Sharad Joshi, the founder of Shetkari Sanghatana, which launched aggressive agitations on farmers’ issues, passed away at his residence. He was 81. Joshi, who had been suffering from age-related ailments, is survived by two daughters. Joshi’s funeral will take place on Tuesday at Chakan, 30km from Pune.
Born on September 31, 1935 in Satara, Joshi completed his school education in Satara and Belgaum. He shifted to Mumbai for his college education where completed his master degree. He joined the Indian Postal Service in the late sixties and was deputed as Chief, Information Services of International Bureau at Bern in Switzerland. He, however, returned to India in 1977.

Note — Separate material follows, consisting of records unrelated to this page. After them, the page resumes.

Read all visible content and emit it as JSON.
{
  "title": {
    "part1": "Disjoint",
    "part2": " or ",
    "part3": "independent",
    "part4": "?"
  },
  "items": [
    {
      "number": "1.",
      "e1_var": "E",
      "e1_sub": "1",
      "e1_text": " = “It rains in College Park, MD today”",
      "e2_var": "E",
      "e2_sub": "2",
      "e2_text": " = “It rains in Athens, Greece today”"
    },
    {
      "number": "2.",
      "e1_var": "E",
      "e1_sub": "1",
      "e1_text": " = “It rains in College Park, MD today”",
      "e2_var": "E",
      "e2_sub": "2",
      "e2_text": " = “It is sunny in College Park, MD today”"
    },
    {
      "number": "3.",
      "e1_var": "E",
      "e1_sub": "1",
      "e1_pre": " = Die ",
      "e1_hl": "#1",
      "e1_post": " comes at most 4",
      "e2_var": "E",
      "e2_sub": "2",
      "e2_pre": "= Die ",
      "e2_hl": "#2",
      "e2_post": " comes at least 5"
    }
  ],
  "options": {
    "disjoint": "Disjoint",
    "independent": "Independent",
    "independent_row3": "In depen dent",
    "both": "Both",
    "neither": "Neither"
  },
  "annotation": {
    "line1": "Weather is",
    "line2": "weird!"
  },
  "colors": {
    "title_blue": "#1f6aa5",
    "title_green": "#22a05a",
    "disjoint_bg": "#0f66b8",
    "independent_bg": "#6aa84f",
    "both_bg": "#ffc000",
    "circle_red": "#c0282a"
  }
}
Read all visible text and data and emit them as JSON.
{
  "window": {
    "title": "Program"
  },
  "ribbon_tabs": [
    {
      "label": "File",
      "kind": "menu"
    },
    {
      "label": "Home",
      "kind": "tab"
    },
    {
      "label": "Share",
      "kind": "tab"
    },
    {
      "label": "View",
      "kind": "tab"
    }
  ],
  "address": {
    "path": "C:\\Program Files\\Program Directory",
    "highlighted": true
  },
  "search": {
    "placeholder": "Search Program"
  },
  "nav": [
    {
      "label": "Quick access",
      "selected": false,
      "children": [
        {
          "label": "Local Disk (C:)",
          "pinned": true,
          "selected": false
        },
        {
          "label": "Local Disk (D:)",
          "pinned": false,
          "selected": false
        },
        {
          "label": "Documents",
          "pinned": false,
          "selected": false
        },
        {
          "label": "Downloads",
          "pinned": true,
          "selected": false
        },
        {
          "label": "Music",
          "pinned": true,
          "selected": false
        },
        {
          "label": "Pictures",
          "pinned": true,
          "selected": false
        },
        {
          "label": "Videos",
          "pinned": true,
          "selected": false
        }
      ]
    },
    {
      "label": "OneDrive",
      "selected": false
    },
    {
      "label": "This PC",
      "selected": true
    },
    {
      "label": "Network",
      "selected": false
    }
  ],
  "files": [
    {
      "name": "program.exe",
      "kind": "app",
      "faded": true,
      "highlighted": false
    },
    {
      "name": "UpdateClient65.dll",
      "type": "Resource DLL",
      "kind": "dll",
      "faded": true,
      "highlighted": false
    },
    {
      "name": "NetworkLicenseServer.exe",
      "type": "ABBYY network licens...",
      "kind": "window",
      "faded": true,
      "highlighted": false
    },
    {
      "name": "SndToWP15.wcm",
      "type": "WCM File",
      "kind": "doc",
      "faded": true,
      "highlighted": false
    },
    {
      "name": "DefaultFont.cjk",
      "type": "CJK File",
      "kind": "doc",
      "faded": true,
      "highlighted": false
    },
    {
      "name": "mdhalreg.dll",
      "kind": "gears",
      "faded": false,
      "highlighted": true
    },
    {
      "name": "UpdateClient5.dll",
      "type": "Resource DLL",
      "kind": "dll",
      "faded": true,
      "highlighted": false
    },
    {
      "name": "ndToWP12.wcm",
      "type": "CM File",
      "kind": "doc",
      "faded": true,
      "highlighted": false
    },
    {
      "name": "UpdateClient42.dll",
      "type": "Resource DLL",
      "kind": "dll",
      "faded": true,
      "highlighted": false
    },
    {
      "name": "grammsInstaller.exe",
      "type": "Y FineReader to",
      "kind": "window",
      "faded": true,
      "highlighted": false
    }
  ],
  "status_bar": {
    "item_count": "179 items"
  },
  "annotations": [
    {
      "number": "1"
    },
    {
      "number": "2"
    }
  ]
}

Joshi first drew attention to farmers’ plight in 1979 when he undertook an indefinite fast demanding fair onion prices. He drew massive support from farmers in north Maharashtra, which is also known as the onion belt. Joshi then formally launched the Shetkari Sanghatana.
While several farmer organisations are active in Maharashtra, they all draw ideological inspiration from Joshi, who took the state and parts of country by storm because of his massive rallies, fiery speeches and analysis of agriculture economics. He was popular in rural Maharashtra, especially among the youth, which shocked the then powerful Congress party.
Joshi wrote 20 books on agriculture. ‘Angarmala’, Joshi’s farmhouse near Pune, was visited often by politicians, academicians and social activists.
Maharashtra Chief Minister Devendra Fadnavis condoled the demise of Sharad Joshi. He tweeted: “I am saddened by the demise of an advocate, an activist and leader of farmers whose struggle for better market facilities and new farm technology will be remembered and we will take it forward for betterment of farmers.”